One shouldn’t worry if one doesn’t understand all the various arguments because each represents only one side, one face, of the truth. Any of these paths leads to the ultimate; one needs take only one of them to get there and stay there. In time, as one establishes oneself in the single truth, all questions find their final answer. From the top of the mountain, looking down on the valleys, one can see all paths leading up to the summit—the one you followed as well as many others you might have taken.
Coming back to the original point, it may be of interest to remark that a theoretical approach never leads to a fully satisfactory answer to any question. To the question “Why A,?” the theoretician answers “Because B.” Then the question “Why B?” arises, to which he answers, “Because C,” and so on. He remains caught in an endless causal regression.
DJ: It is clear that assuming this perspective is based on theoretical presuppositions, that theoreticians have made a mistake. But have they made a mistake in thinking that it is very difficult? It certainly, at first glance, does not seem a simple matter to transcend concepts.
FL: It is very difficult, in fact it is impossible, for the ego to have a clear understanding of this perspective, but it is very easy for the heart to have an inkling of it. So I would tell them, “Let your heart be your guide.” Whatever brings you a flash of joyful understanding, keep it, cherish it. Do not start from the negative side, from the ‘I don’t understand’ side. Start with what you understand, what makes you happy. There is no need to understand everything; there is only one thing to understand, your permanent inner core. Only you can understand you, only you can be you. You cannot see you; you cannot think you, because you are you.” Isn’t it simple?
DJ: What is meditation?
FL: Meditation is our natural state, what we are spontaneously, what we have always been and will for ever be. Devoid of duality, of fragmentation generated by the I-concept, it is pure being, pure awareness, pure happiness.
DJ: Meditation then does not take time, does not occur in time, but is rather eternally present?
FL: Our true nature is permanent. It may call us at any moment of our daily life. It is important to remain available to it and to respond with our whole being.
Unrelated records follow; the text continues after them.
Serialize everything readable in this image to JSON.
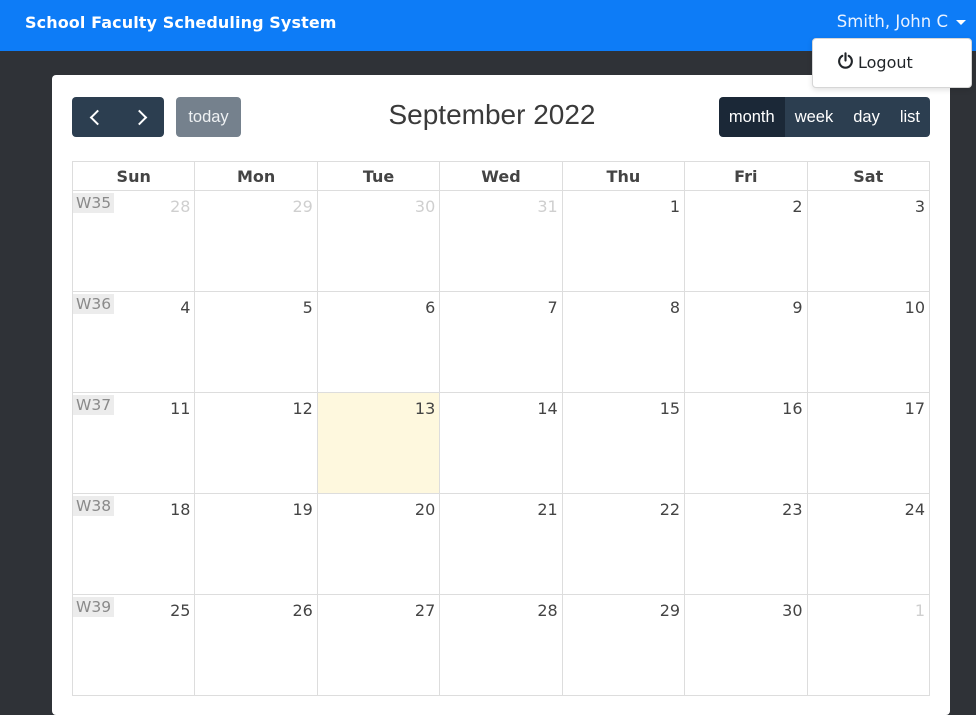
{
  "app": {
    "brand": "School Faculty Scheduling System",
    "user_name": "Smith, John C",
    "menu": {
      "logout_label": "Logout"
    }
  },
  "calendar": {
    "title": "September 2022",
    "today_label": "today",
    "views": [
      {
        "label": "month",
        "active": true
      },
      {
        "label": "week",
        "active": false
      },
      {
        "label": "day",
        "active": false
      },
      {
        "label": "list",
        "active": false
      }
    ],
    "day_headers": [
      "Sun",
      "Mon",
      "Tue",
      "Wed",
      "Thu",
      "Fri",
      "Sat"
    ],
    "weeks": [
      {
        "label": "W35",
        "days": [
          {
            "n": "28",
            "other": true
          },
          {
            "n": "29",
            "other": true
          },
          {
            "n": "30",
            "other": true
          },
          {
            "n": "31",
            "other": true
          },
          {
            "n": "1"
          },
          {
            "n": "2"
          },
          {
            "n": "3"
          }
        ]
      },
      {
        "label": "W36",
        "days": [
          {
            "n": "4"
          },
          {
            "n": "5"
          },
          {
            "n": "6"
          },
          {
            "n": "7"
          },
          {
            "n": "8"
          },
          {
            "n": "9"
          },
          {
            "n": "10"
          }
        ]
      },
      {
        "label": "W37",
        "days": [
          {
            "n": "11"
          },
          {
            "n": "12"
          },
          {
            "n": "13",
            "today": true
          },
          {
            "n": "14"
          },
          {
            "n": "15"
          },
          {
            "n": "16"
          },
          {
            "n": "17"
          }
        ]
      },
      {
        "label": "W38",
        "days": [
          {
            "n": "18"
          },
          {
            "n": "19"
          },
          {
            "n": "20"
          },
          {
            "n": "21"
          },
          {
            "n": "22"
          },
          {
            "n": "23"
          },
          {
            "n": "24"
          }
        ]
      },
      {
        "label": "W39",
        "days": [
          {
            "n": "25"
          },
          {
            "n": "26"
          },
          {
            "n": "27"
          },
          {
            "n": "28"
          },
          {
            "n": "29"
          },
          {
            "n": "30"
          },
          {
            "n": "1",
            "other": true
          }
        ]
      }
    ]
  },
  "colors": {
    "navbar": "#0d7cf7",
    "button": "#2c3e50",
    "button_active": "#1b2837",
    "today_button": "#75818d",
    "today_highlight": "#fef8de"
  }
}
There are privileged moments when this invitation is felt more forcefully, for instance when waking up in the morning, before going to sleep in the evening, after a task has been accomplished, when a fear or a desire comes to an end, when we are astonished and find ourselves off the beaten path. We should make good use of these precious moments, especially the transitional states between sleeping and waking. If there is no compelling reason to keep us busy, we can live these moments completely, remaining open to our thoughts and bodily sensations, enjoying our freedom and the close presence, the peace of deep sleep.
This quiet welcoming of our thoughts and sensations should not become a drill or a habit. This would kill the freshness, the spontaneity of these moments. Like a lover, we should be ready to answer the slightest sign from the beloved, knowing that there is nothing we can do to bring about this invitation, since it comes from grace. In this way, we remain in our innocence, without any agenda, having nothing to lose and nothing to gain in the game of life.
This attitude of openness may be misinterpreted by an external observer who, projecting his own concepts, may think that a person is practicing esoteric exercises to achieve some mystical goal when in fact there is nobody, nothing is done, and there is no goal.